● The problem
The pictures stay out. Please retype every line below exactly.

(Component data from apps and pages)
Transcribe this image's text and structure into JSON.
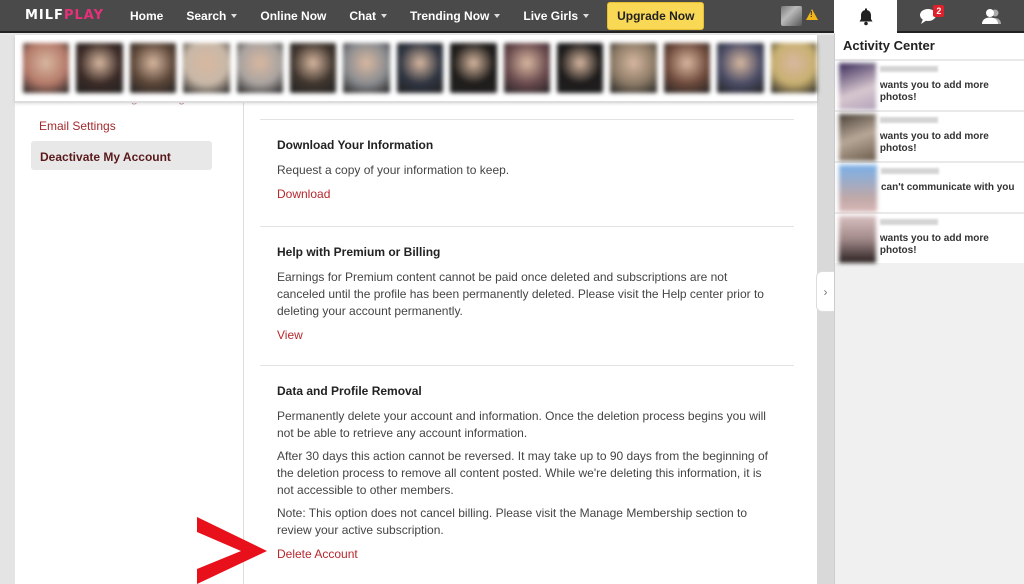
{
  "header": {
    "logo_part1": "MILF",
    "logo_part2": "PLAY",
    "nav": [
      {
        "label": "Home",
        "dropdown": false
      },
      {
        "label": "Search",
        "dropdown": true
      },
      {
        "label": "Online Now",
        "dropdown": false
      },
      {
        "label": "Chat",
        "dropdown": true
      },
      {
        "label": "Trending Now",
        "dropdown": true
      },
      {
        "label": "Live Girls",
        "dropdown": true
      }
    ],
    "upgrade_label": "Upgrade Now",
    "icons": {
      "avatar": "user-avatar",
      "warning": "warning-icon"
    }
  },
  "right_tabs": {
    "notifications_icon": "bell-icon",
    "messages_icon": "chat-bubble-icon",
    "messages_badge": "2",
    "friends_icon": "users-icon"
  },
  "photo_strip": {
    "count": 15,
    "colors": [
      "#b57a6a",
      "#3a2a26",
      "#5b4638",
      "#c8b8a8",
      "#a9a3a0",
      "#3f352e",
      "#8a8c90",
      "#2e3440",
      "#1e1c1a",
      "#6a4a4e",
      "#1c1a1a",
      "#8b7a66",
      "#6e4a3c",
      "#4a4c66",
      "#c8b070"
    ]
  },
  "sidebar": {
    "items": [
      {
        "label": "Advanced Message Settings",
        "state": "partial"
      },
      {
        "label": "Email Settings",
        "state": "normal"
      },
      {
        "label": "Deactivate My Account",
        "state": "active"
      }
    ]
  },
  "content": {
    "sections": [
      {
        "title": "Download Your Information",
        "paragraphs": [
          "Request a copy of your information to keep."
        ],
        "link": "Download"
      },
      {
        "title": "Help with Premium or Billing",
        "paragraphs": [
          "Earnings for Premium content cannot be paid once deleted and subscriptions are not canceled until the profile has been permanently deleted. Please visit the Help center prior to deleting your account permanently."
        ],
        "link": "View"
      },
      {
        "title": "Data and Profile Removal",
        "paragraphs": [
          "Permanently delete your account and information. Once the deletion process begins you will not be able to retrieve any account information.",
          "After 30 days this action cannot be reversed. It may take up to 90 days from the beginning of the deletion process to remove all content posted. While we're deleting this information, it is not accessible to other members.",
          "Note: This option does not cancel billing. Please visit the Manage Membership section to review your active subscription."
        ],
        "link": "Delete Account"
      }
    ]
  },
  "activity_center": {
    "title": "Activity Center",
    "items": [
      {
        "text": "wants you to add more photos!",
        "thumb": "#7a6a8a"
      },
      {
        "text": "wants you to add more photos!",
        "thumb": "#6a6058"
      },
      {
        "text": "can't communicate with you",
        "thumb": "#8ab0d8"
      },
      {
        "text": "wants you to add more photos!",
        "thumb": "#5a4a48"
      }
    ]
  },
  "drawer_toggle": "chevron-right-icon",
  "colors": {
    "accent_red": "#b6282e",
    "nav_bg": "#4a4a4a",
    "upgrade_yellow": "#f9d856",
    "badge_red": "#e0202a",
    "annotation_arrow": "#e8101a"
  }
}
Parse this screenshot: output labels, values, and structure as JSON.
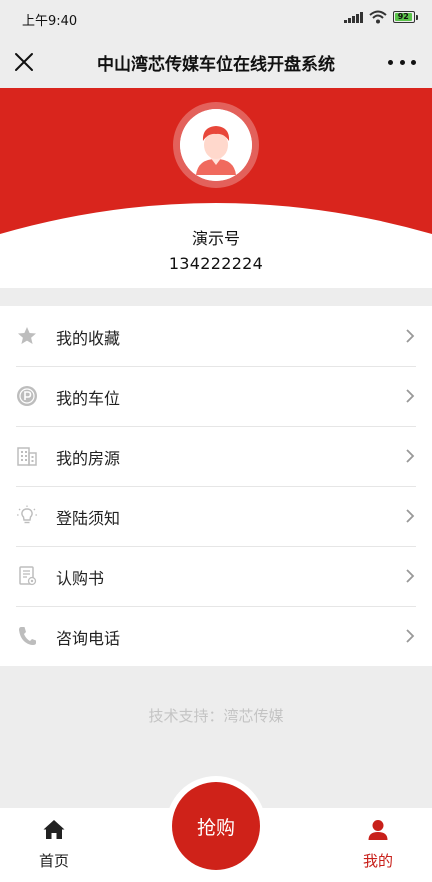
{
  "status_bar": {
    "time": "上午9:40",
    "battery": "92",
    "battery_level": 0.92,
    "icons": [
      "signal-icon",
      "wifi-icon",
      "battery-icon"
    ]
  },
  "nav": {
    "title": "中山湾芯传媒车位在线开盘系统",
    "close_icon": "close-icon",
    "more_icon": "more-icon"
  },
  "profile": {
    "name": "演示号",
    "phone": "134222224",
    "accent_color": "#d9251d"
  },
  "menu": {
    "items": [
      {
        "label": "我的收藏",
        "icon": "star-icon"
      },
      {
        "label": "我的车位",
        "icon": "parking-icon"
      },
      {
        "label": "我的房源",
        "icon": "building-icon"
      },
      {
        "label": "登陆须知",
        "icon": "bulb-icon"
      },
      {
        "label": "认购书",
        "icon": "document-icon"
      },
      {
        "label": "咨询电话",
        "icon": "phone-icon"
      }
    ]
  },
  "footer": {
    "support_text": "技术支持：湾芯传媒"
  },
  "tabbar": {
    "home_label": "首页",
    "grab_label": "抢购",
    "mine_label": "我的",
    "active_color": "#c8201a"
  }
}
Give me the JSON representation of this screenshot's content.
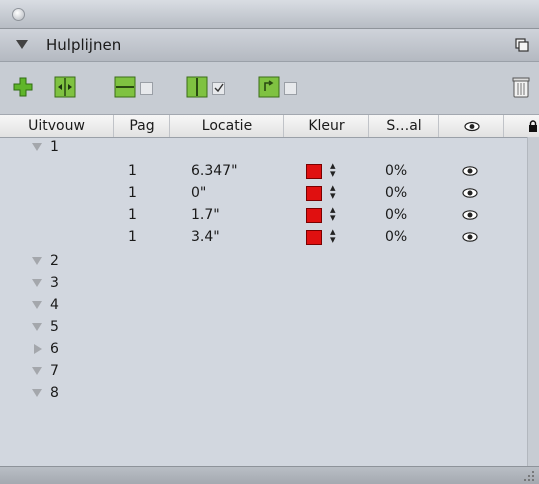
{
  "panel": {
    "title": "Hulplijnen"
  },
  "toolbar": {
    "buttons": [
      {
        "icon": "add-guide-icon"
      },
      {
        "icon": "distribute-guides-icon"
      },
      {
        "icon": "horizontal-guide-icon",
        "checked": false
      },
      {
        "icon": "vertical-guide-icon",
        "checked": true
      },
      {
        "icon": "snap-guide-icon",
        "checked": false
      },
      {
        "icon": "trash-icon"
      }
    ]
  },
  "columns": [
    "Uitvouw",
    "Pag",
    "Locatie",
    "Kleur",
    "S…al",
    "eye-icon",
    "lock-icon"
  ],
  "groups": [
    {
      "label": "1",
      "expanded": true,
      "guides": [
        {
          "page": "1",
          "location": "6.347\"",
          "color": "#e01010",
          "scale": "0%",
          "visible": true
        },
        {
          "page": "1",
          "location": "0\"",
          "color": "#e01010",
          "scale": "0%",
          "visible": true
        },
        {
          "page": "1",
          "location": "1.7\"",
          "color": "#e01010",
          "scale": "0%",
          "visible": true
        },
        {
          "page": "1",
          "location": "3.4\"",
          "color": "#e01010",
          "scale": "0%",
          "visible": true
        }
      ]
    },
    {
      "label": "2",
      "expanded": true,
      "guides": []
    },
    {
      "label": "3",
      "expanded": true,
      "guides": []
    },
    {
      "label": "4",
      "expanded": true,
      "guides": []
    },
    {
      "label": "5",
      "expanded": true,
      "guides": []
    },
    {
      "label": "6",
      "expanded": false,
      "guides": []
    },
    {
      "label": "7",
      "expanded": true,
      "guides": []
    },
    {
      "label": "8",
      "expanded": true,
      "guides": []
    }
  ]
}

● Result for this task
Transcribe this image's text and structure into JSON.
{
  "header": {
    "logo_part1": "MILF",
    "logo_part2": "PLAY",
    "nav": [
      {
        "label": "Home",
        "dropdown": false
      },
      {
        "label": "Search",
        "dropdown": true
      },
      {
        "label": "Online Now",
        "dropdown": false
      },
      {
        "label": "Chat",
        "dropdown": true
      },
      {
        "label": "Trending Now",
        "dropdown": true
      },
      {
        "label": "Live Girls",
        "dropdown": true
      }
    ],
    "upgrade_label": "Upgrade Now",
    "icons": {
      "avatar": "user-avatar",
      "warning": "warning-icon"
    }
  },
  "right_tabs": {
    "notifications_icon": "bell-icon",
    "messages_icon": "chat-bubble-icon",
    "messages_badge": "2",
    "friends_icon": "users-icon"
  },
  "photo_strip": {
    "count": 15,
    "colors": [
      "#b57a6a",
      "#3a2a26",
      "#5b4638",
      "#c8b8a8",
      "#a9a3a0",
      "#3f352e",
      "#8a8c90",
      "#2e3440",
      "#1e1c1a",
      "#6a4a4e",
      "#1c1a1a",
      "#8b7a66",
      "#6e4a3c",
      "#4a4c66",
      "#c8b070"
    ]
  },
  "sidebar": {
    "items": [
      {
        "label": "Advanced Message Settings",
        "state": "partial"
      },
      {
        "label": "Email Settings",
        "state": "normal"
      },
      {
        "label": "Deactivate My Account",
        "state": "active"
      }
    ]
  },
  "content": {
    "sections": [
      {
        "title": "Download Your Information",
        "paragraphs": [
          "Request a copy of your information to keep."
        ],
        "link": "Download"
      },
      {
        "title": "Help with Premium or Billing",
        "paragraphs": [
          "Earnings for Premium content cannot be paid once deleted and subscriptions are not canceled until the profile has been permanently deleted. Please visit the Help center prior to deleting your account permanently."
        ],
        "link": "View"
      },
      {
        "title": "Data and Profile Removal",
        "paragraphs": [
          "Permanently delete your account and information. Once the deletion process begins you will not be able to retrieve any account information.",
          "After 30 days this action cannot be reversed. It may take up to 90 days from the beginning of the deletion process to remove all content posted. While we're deleting this information, it is not accessible to other members.",
          "Note: This option does not cancel billing. Please visit the Manage Membership section to review your active subscription."
        ],
        "link": "Delete Account"
      }
    ]
  },
  "activity_center": {
    "title": "Activity Center",
    "items": [
      {
        "text": "wants you to add more photos!",
        "thumb": "#7a6a8a"
      },
      {
        "text": "wants you to add more photos!",
        "thumb": "#6a6058"
      },
      {
        "text": "can't communicate with you",
        "thumb": "#8ab0d8"
      },
      {
        "text": "wants you to add more photos!",
        "thumb": "#5a4a48"
      }
    ]
  },
  "drawer_toggle": "chevron-right-icon",
  "colors": {
    "accent_red": "#b6282e",
    "nav_bg": "#4a4a4a",
    "upgrade_yellow": "#f9d856",
    "badge_red": "#e0202a",
    "annotation_arrow": "#e8101a"
  }
}
Parse this screenshot: output labels, values, and structure as JSON.
{
  "status_bar": {
    "time": "上午9:40",
    "battery": "92",
    "battery_level": 0.92,
    "icons": [
      "signal-icon",
      "wifi-icon",
      "battery-icon"
    ]
  },
  "nav": {
    "title": "中山湾芯传媒车位在线开盘系统",
    "close_icon": "close-icon",
    "more_icon": "more-icon"
  },
  "profile": {
    "name": "演示号",
    "phone": "134222224",
    "accent_color": "#d9251d"
  },
  "menu": {
    "items": [
      {
        "label": "我的收藏",
        "icon": "star-icon"
      },
      {
        "label": "我的车位",
        "icon": "parking-icon"
      },
      {
        "label": "我的房源",
        "icon": "building-icon"
      },
      {
        "label": "登陆须知",
        "icon": "bulb-icon"
      },
      {
        "label": "认购书",
        "icon": "document-icon"
      },
      {
        "label": "咨询电话",
        "icon": "phone-icon"
      }
    ]
  },
  "footer": {
    "support_text": "技术支持：湾芯传媒"
  },
  "tabbar": {
    "home_label": "首页",
    "grab_label": "抢购",
    "mine_label": "我的",
    "active_color": "#c8201a"
  }
}
Give me the JSON representation of this screenshot's content.
{
  "panel": {
    "title": "Hulplijnen"
  },
  "toolbar": {
    "buttons": [
      {
        "icon": "add-guide-icon"
      },
      {
        "icon": "distribute-guides-icon"
      },
      {
        "icon": "horizontal-guide-icon",
        "checked": false
      },
      {
        "icon": "vertical-guide-icon",
        "checked": true
      },
      {
        "icon": "snap-guide-icon",
        "checked": false
      },
      {
        "icon": "trash-icon"
      }
    ]
  },
  "columns": [
    "Uitvouw",
    "Pag",
    "Locatie",
    "Kleur",
    "S…al",
    "eye-icon",
    "lock-icon"
  ],
  "groups": [
    {
      "label": "1",
      "expanded": true,
      "guides": [
        {
          "page": "1",
          "location": "6.347\"",
          "color": "#e01010",
          "scale": "0%",
          "visible": true
        },
        {
          "page": "1",
          "location": "0\"",
          "color": "#e01010",
          "scale": "0%",
          "visible": true
        },
        {
          "page": "1",
          "location": "1.7\"",
          "color": "#e01010",
          "scale": "0%",
          "visible": true
        },
        {
          "page": "1",
          "location": "3.4\"",
          "color": "#e01010",
          "scale": "0%",
          "visible": true
        }
      ]
    },
    {
      "label": "2",
      "expanded": true,
      "guides": []
    },
    {
      "label": "3",
      "expanded": true,
      "guides": []
    },
    {
      "label": "4",
      "expanded": true,
      "guides": []
    },
    {
      "label": "5",
      "expanded": true,
      "guides": []
    },
    {
      "label": "6",
      "expanded": false,
      "guides": []
    },
    {
      "label": "7",
      "expanded": true,
      "guides": []
    },
    {
      "label": "8",
      "expanded": true,
      "guides": []
    }
  ]
}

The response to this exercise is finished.